Luc Robert received his PhD from Ecole Polytechnique (Palaiseau, France) in 1993. The research, conducted at INRIA Sophia Antipolis under supervision of Prof. Olivier Faugeras, focused on multi-camera geometry, stereo reconstruction and camera calibration. After a one year post-doctorate at the Robotics Institute of Carnegie-Mellon University working on stereo vision for autonomous robot navigation, he joined INRIA as a Research Scientist and developed algorithms and systems for image-based modeling, image-based rendering and camera tracking. In March 1998 he co-founded the REALVIZ spin-off, and has been in charge of the technological development of the technology and product portfolio since then. Since the acquisition of REALVIZ by Autodesk in 2008, Luc has been running the Computer Vision and Imaging group at Autodesk.

Touboul   Jonathan Touboul
Rockefeller University (USA)

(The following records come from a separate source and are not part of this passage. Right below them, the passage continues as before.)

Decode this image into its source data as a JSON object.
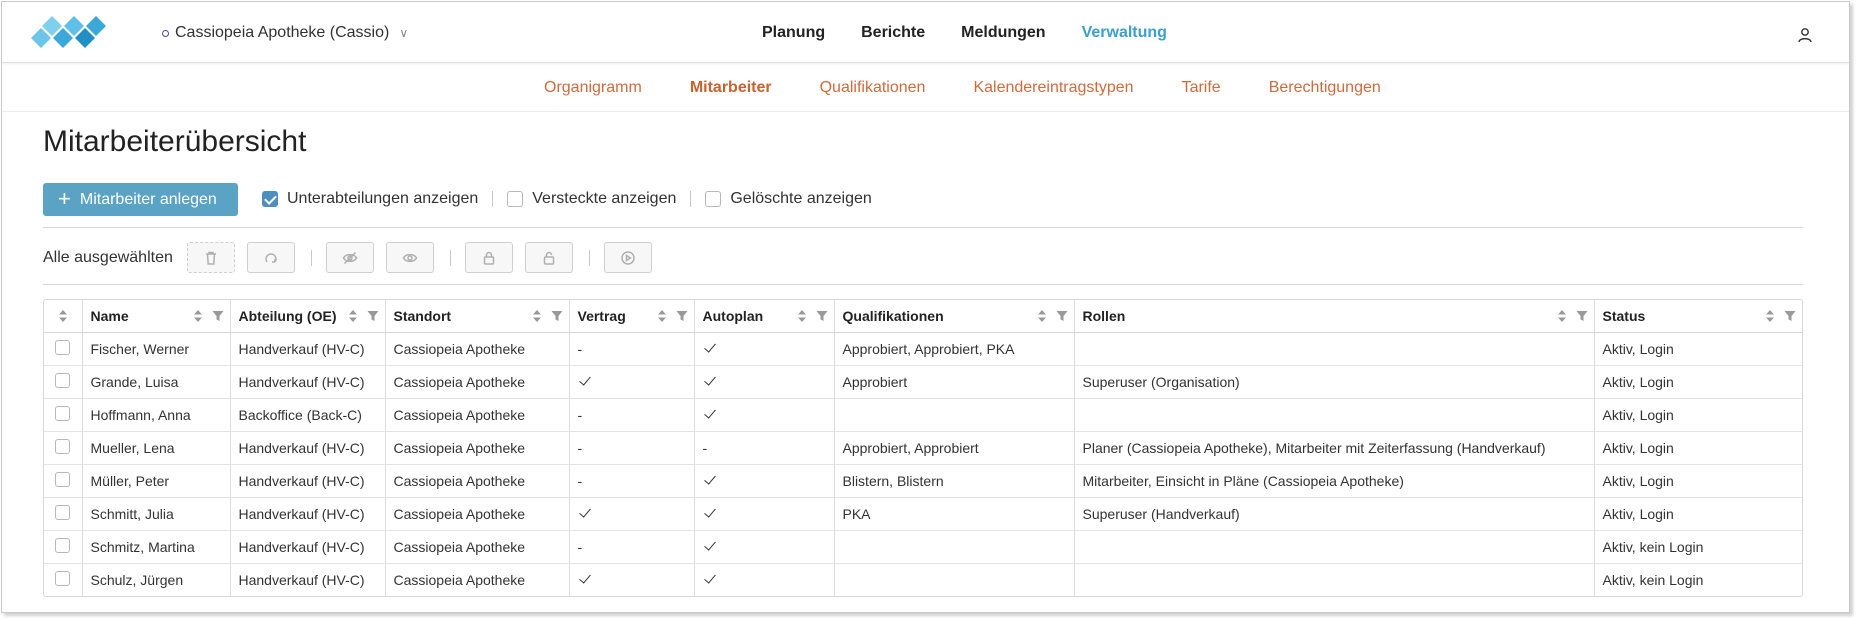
{
  "header": {
    "org": "Cassiopeia Apotheke (Cassio)",
    "nav": [
      "Planung",
      "Berichte",
      "Meldungen",
      "Verwaltung"
    ],
    "active_nav": "Verwaltung"
  },
  "subnav": {
    "items": [
      "Organigramm",
      "Mitarbeiter",
      "Qualifikationen",
      "Kalendereintragstypen",
      "Tarife",
      "Berechtigungen"
    ],
    "active": "Mitarbeiter"
  },
  "page": {
    "title": "Mitarbeiterübersicht",
    "add_button": "Mitarbeiter anlegen",
    "filters": [
      {
        "label": "Unterabteilungen anzeigen",
        "checked": true
      },
      {
        "label": "Versteckte anzeigen",
        "checked": false
      },
      {
        "label": "Gelöschte anzeigen",
        "checked": false
      }
    ],
    "bulk_label": "Alle ausgewählten"
  },
  "colors": {
    "accent_blue": "#3c9fd0",
    "button_blue": "#5aa3c4",
    "subnav_orange": "#d06b3e"
  },
  "table": {
    "columns": [
      "Name",
      "Abteilung (OE)",
      "Standort",
      "Vertrag",
      "Autoplan",
      "Qualifikationen",
      "Rollen",
      "Status"
    ],
    "rows": [
      {
        "name": "Fischer, Werner",
        "abteilung": "Handverkauf (HV-C)",
        "standort": "Cassiopeia Apotheke",
        "vertrag": "-",
        "autoplan": "check",
        "qualifikationen": "Approbiert, Approbiert, PKA",
        "rollen": "",
        "status": "Aktiv, Login"
      },
      {
        "name": "Grande, Luisa",
        "abteilung": "Handverkauf (HV-C)",
        "standort": "Cassiopeia Apotheke",
        "vertrag": "check",
        "autoplan": "check",
        "qualifikationen": "Approbiert",
        "rollen": "Superuser (Organisation)",
        "status": "Aktiv, Login"
      },
      {
        "name": "Hoffmann, Anna",
        "abteilung": "Backoffice (Back-C)",
        "standort": "Cassiopeia Apotheke",
        "vertrag": "-",
        "autoplan": "check",
        "qualifikationen": "",
        "rollen": "",
        "status": "Aktiv, Login"
      },
      {
        "name": "Mueller, Lena",
        "abteilung": "Handverkauf (HV-C)",
        "standort": "Cassiopeia Apotheke",
        "vertrag": "-",
        "autoplan": "-",
        "qualifikationen": "Approbiert, Approbiert",
        "rollen": "Planer (Cassiopeia Apotheke), Mitarbeiter mit Zeiterfassung (Handverkauf)",
        "status": "Aktiv, Login"
      },
      {
        "name": "Müller, Peter",
        "abteilung": "Handverkauf (HV-C)",
        "standort": "Cassiopeia Apotheke",
        "vertrag": "-",
        "autoplan": "check",
        "qualifikationen": "Blistern, Blistern",
        "rollen": "Mitarbeiter, Einsicht in Pläne (Cassiopeia Apotheke)",
        "status": "Aktiv, Login"
      },
      {
        "name": "Schmitt, Julia",
        "abteilung": "Handverkauf (HV-C)",
        "standort": "Cassiopeia Apotheke",
        "vertrag": "check",
        "autoplan": "check",
        "qualifikationen": "PKA",
        "rollen": "Superuser (Handverkauf)",
        "status": "Aktiv, Login"
      },
      {
        "name": "Schmitz, Martina",
        "abteilung": "Handverkauf (HV-C)",
        "standort": "Cassiopeia Apotheke",
        "vertrag": "-",
        "autoplan": "check",
        "qualifikationen": "",
        "rollen": "",
        "status": "Aktiv, kein Login"
      },
      {
        "name": "Schulz, Jürgen",
        "abteilung": "Handverkauf (HV-C)",
        "standort": "Cassiopeia Apotheke",
        "vertrag": "check",
        "autoplan": "check",
        "qualifikationen": "",
        "rollen": "",
        "status": "Aktiv, kein Login"
      }
    ]
  }
}
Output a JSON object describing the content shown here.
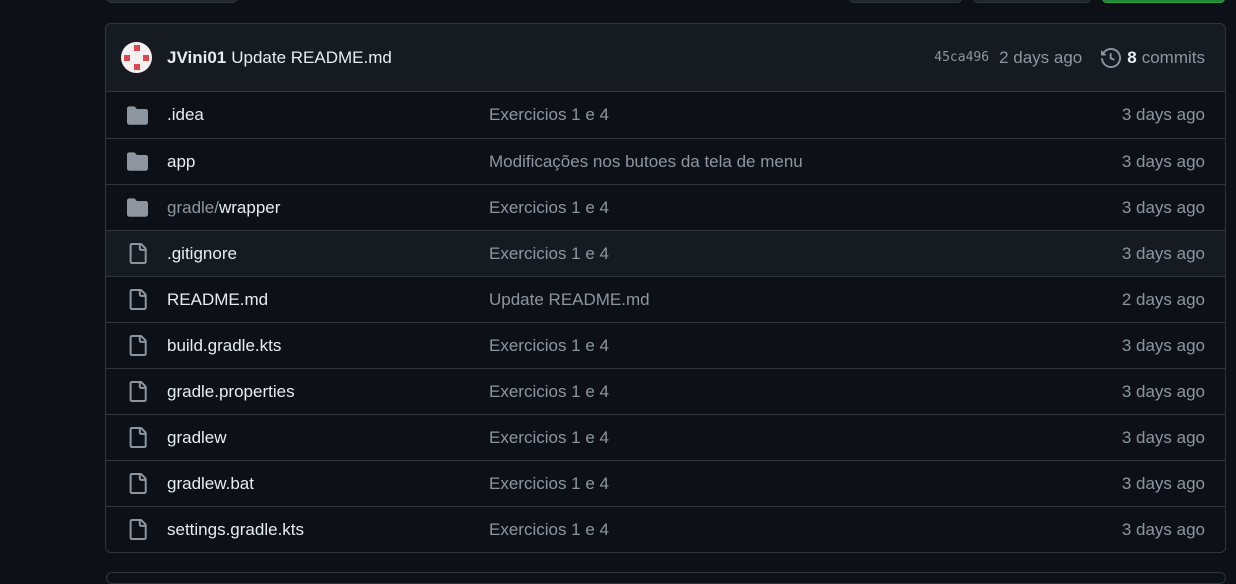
{
  "commit": {
    "author": "JVini01",
    "message": "Update README.md",
    "sha": "45ca496",
    "time": "2 days ago",
    "commit_count": "8",
    "commits_label": "commits"
  },
  "files": [
    {
      "type": "folder",
      "prefix": "",
      "name": ".idea",
      "message": "Exercicios 1 e 4",
      "age": "3 days ago"
    },
    {
      "type": "folder",
      "prefix": "",
      "name": "app",
      "message": "Modificações nos butoes da tela de menu",
      "age": "3 days ago"
    },
    {
      "type": "folder",
      "prefix": "gradle/",
      "name": "wrapper",
      "message": "Exercicios 1 e 4",
      "age": "3 days ago"
    },
    {
      "type": "file",
      "prefix": "",
      "name": ".gitignore",
      "message": "Exercicios 1 e 4",
      "age": "3 days ago"
    },
    {
      "type": "file",
      "prefix": "",
      "name": "README.md",
      "message": "Update README.md",
      "age": "2 days ago"
    },
    {
      "type": "file",
      "prefix": "",
      "name": "build.gradle.kts",
      "message": "Exercicios 1 e 4",
      "age": "3 days ago"
    },
    {
      "type": "file",
      "prefix": "",
      "name": "gradle.properties",
      "message": "Exercicios 1 e 4",
      "age": "3 days ago"
    },
    {
      "type": "file",
      "prefix": "",
      "name": "gradlew",
      "message": "Exercicios 1 e 4",
      "age": "3 days ago"
    },
    {
      "type": "file",
      "prefix": "",
      "name": "gradlew.bat",
      "message": "Exercicios 1 e 4",
      "age": "3 days ago"
    },
    {
      "type": "file",
      "prefix": "",
      "name": "settings.gradle.kts",
      "message": "Exercicios 1 e 4",
      "age": "3 days ago"
    }
  ],
  "icons": {
    "folder": "folder-icon",
    "file": "file-icon",
    "history": "history-icon"
  },
  "colors": {
    "background": "#0d1117",
    "border": "#30363d",
    "header_bg": "#161b22",
    "muted_text": "#8d96a0",
    "primary_text": "#e6edf3",
    "primary_button": "#238636"
  }
}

Jonathan Touboul is currently a postdoctoral associate in the Department of Mathematical Physics of the Rockefeller University (NY), working on nonlinear dynamical systems, stochastic processes and mean-field methods applied to brain's activity modeling. He graduated from the Ecole Polytechnique in 2004, obtained a Master at Telecom Paris in 2005 and a master of mathematics in from Paris 6 University in 2006. He obtained his PhD in mathematics from the Ecole Polytechnique in 2008 for his dissertation prepared under the direction of Olivier Faugeras and dealing with nonlinear and stochastic models in neuroscience. He then worked as an NSF postdoc in the Department of Mathematics of the University of Pittsburgh, before joining the Rockefeller University. 

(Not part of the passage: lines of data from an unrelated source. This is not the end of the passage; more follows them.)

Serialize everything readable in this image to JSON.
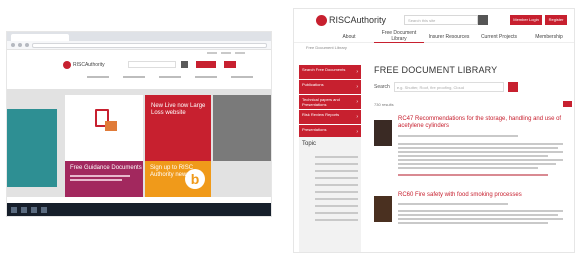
{
  "left_screenshot": {
    "site_logo": "RISCAuthority",
    "tile_red_text": "New Live now Large Loss website",
    "tile_purple_title": "Free Guidance Documents",
    "tile_orange_text": "Sign up to RISC Authority newsletter",
    "orange_badge": "b",
    "hero_tile_colors": {
      "teal": "#2e8f93",
      "red": "#c7202f",
      "purple": "#a2285e",
      "orange": "#f09a1a"
    }
  },
  "right_screenshot": {
    "logo": "RISCAuthority",
    "search_placeholder": "Search this site",
    "member_login": "Member Login",
    "register": "Register",
    "nav": [
      "About",
      "Free Document Library",
      "Insurer Resources",
      "Current Projects",
      "Membership"
    ],
    "breadcrumb": "Free Document Library",
    "sidebar": [
      "Search Free Documents",
      "Publications",
      "Technical papers and Presentations",
      "Risk Review Reports",
      "Presentations"
    ],
    "topics_heading": "Topic",
    "page_title": "FREE DOCUMENT LIBRARY",
    "search_label": "Search",
    "search_field_placeholder": "e.g. Shutter, Roof, fire proofing, Cloud",
    "result_count": "730 results",
    "docs": [
      {
        "title": "RC47 Recommendations for the storage, handling and use of acetylene cylinders"
      },
      {
        "title": "RC60 Fire safety with food smoking processes"
      }
    ]
  }
}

Zhengyou Zhang
Microsoft Research (USA)

Zhengyou Zhang received the B.S. degree in electronic engineering from the University of Zhejiang, Hangzhou, China, in 1985, the M.S. degree in computer science from the University of Nancy, Nancy, France, in 1987, and the Ph.D. degree in computer science and the Doctor of Science (Habilitation à diriger des recherches) diploma from the University of Paris XI, Paris, France, in 1990 and 1994, respectively.
He is a Principal Researcher with Microsoft Research, Redmond, WA, USA, and manages the multimodal collaboration research team. Before joining Microsoft Research in March 1998, he was with INRIA (French National Institute for Research in Computer Science and Control), France, for 11 years and was a Senior Research Scientist from 1991. In 1996-1997, he spent a one-year sabbatical as an Invited Researcher with the Advanced Telecommunications Research Institute International (ATR), Kyoto, Japan. He has published over 200 papers in refereed international journals and conferences, and has coauthored the following books: 3-D Dynamic Scene Analysis: A Stereo Based Approach (Springer-Verlag, 1992); Epipolar Geometry in Stereo, Motion and Object Recognition (Kluwer, 1996); Computer Vision (Chinese Academy of Sciences, 1998, 2003, in Chinese); and Face Geometry and Appearance Modeling (Cambridge University Press, 2010, to appear). He has given a number of keynotes in international conferences.
Dr. Zhang is a Fellow of the Institute of Electrical and Electronic Engineers (IEEE), the Founding Editor-in-Chief of the IEEE Transactions on Autonomous Mental Development, an Associate Editor of the International Journal of Computer Vision, and an Associate Editor of Machine Vision and Applications. He served as Associate Editor of the IEEE Transactions on Pattern Analysis and Machine Intelligence from 2000 to 2004, an Associate Editor of the IEEE Transactions on Multimedia from 2004 to 2009, among others. He has been on the program committees for numerous international conferences in the areas of autonomous mental development, computer vision, signal processing, multimedia, and human-computer interaction. He is currently a Program Co-Chair of the International Conference on Multimedia and Expo (ICME), July 2010, a Program Co-Chair of the ACM International Conference on Multimedia (ACM MM), October 2010, and a Program Co-Chair of the ACM International Conference on Multimodal Interfaces (ICMI), November 2010.